Assignment> A word-for-word copy of the following listing is needed. Leave out its images.

··· Provided data ···

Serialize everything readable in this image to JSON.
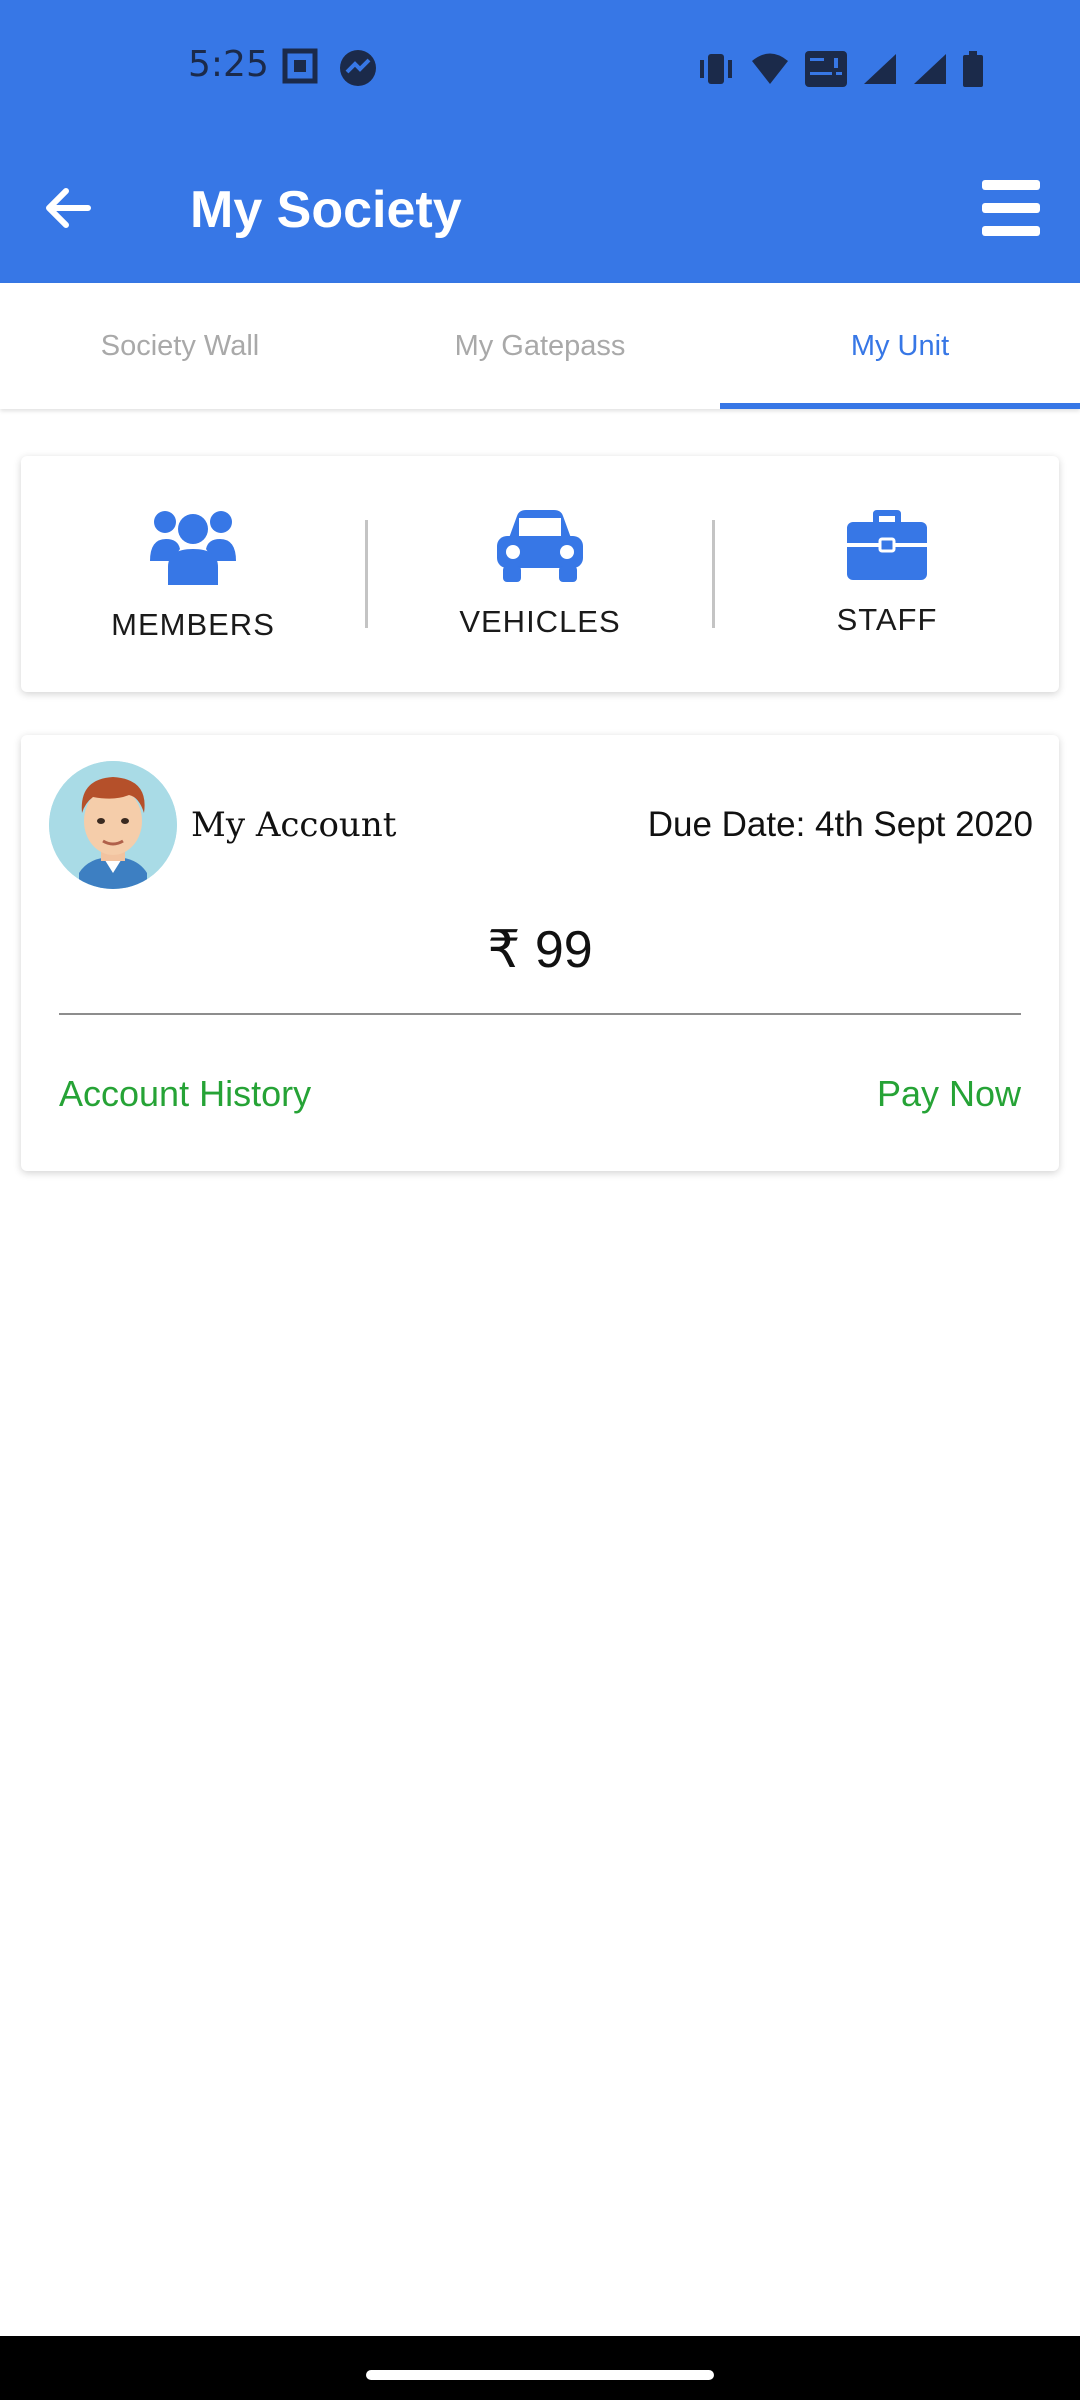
{
  "status_bar": {
    "time": "5:25"
  },
  "app_bar": {
    "title": "My Society"
  },
  "tabs": [
    {
      "label": "Society Wall",
      "active": false
    },
    {
      "label": "My Gatepass",
      "active": false
    },
    {
      "label": "My Unit",
      "active": true
    }
  ],
  "categories": [
    {
      "label": "MEMBERS",
      "icon": "users-icon"
    },
    {
      "label": "VEHICLES",
      "icon": "car-icon"
    },
    {
      "label": "STAFF",
      "icon": "briefcase-icon"
    }
  ],
  "account": {
    "label": "My Account",
    "due_date": "Due Date: 4th Sept 2020",
    "amount": "₹ 99",
    "history_link": "Account History",
    "pay_link": "Pay Now"
  },
  "colors": {
    "primary": "#3777e6",
    "accent_green": "#26a336",
    "tab_inactive": "#a9a9a9"
  }
}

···

Exercise response>
Serialize everything readable in this image to JSON.
{
  "status_bar": {
    "time": "5:25"
  },
  "app_bar": {
    "title": "My Society"
  },
  "tabs": [
    {
      "label": "Society Wall",
      "active": false
    },
    {
      "label": "My Gatepass",
      "active": false
    },
    {
      "label": "My Unit",
      "active": true
    }
  ],
  "categories": [
    {
      "label": "MEMBERS",
      "icon": "users-icon"
    },
    {
      "label": "VEHICLES",
      "icon": "car-icon"
    },
    {
      "label": "STAFF",
      "icon": "briefcase-icon"
    }
  ],
  "account": {
    "label": "My Account",
    "due_date": "Due Date: 4th Sept 2020",
    "amount": "₹ 99",
    "history_link": "Account History",
    "pay_link": "Pay Now"
  },
  "colors": {
    "primary": "#3777e6",
    "accent_green": "#26a336",
    "tab_inactive": "#a9a9a9"
  }
}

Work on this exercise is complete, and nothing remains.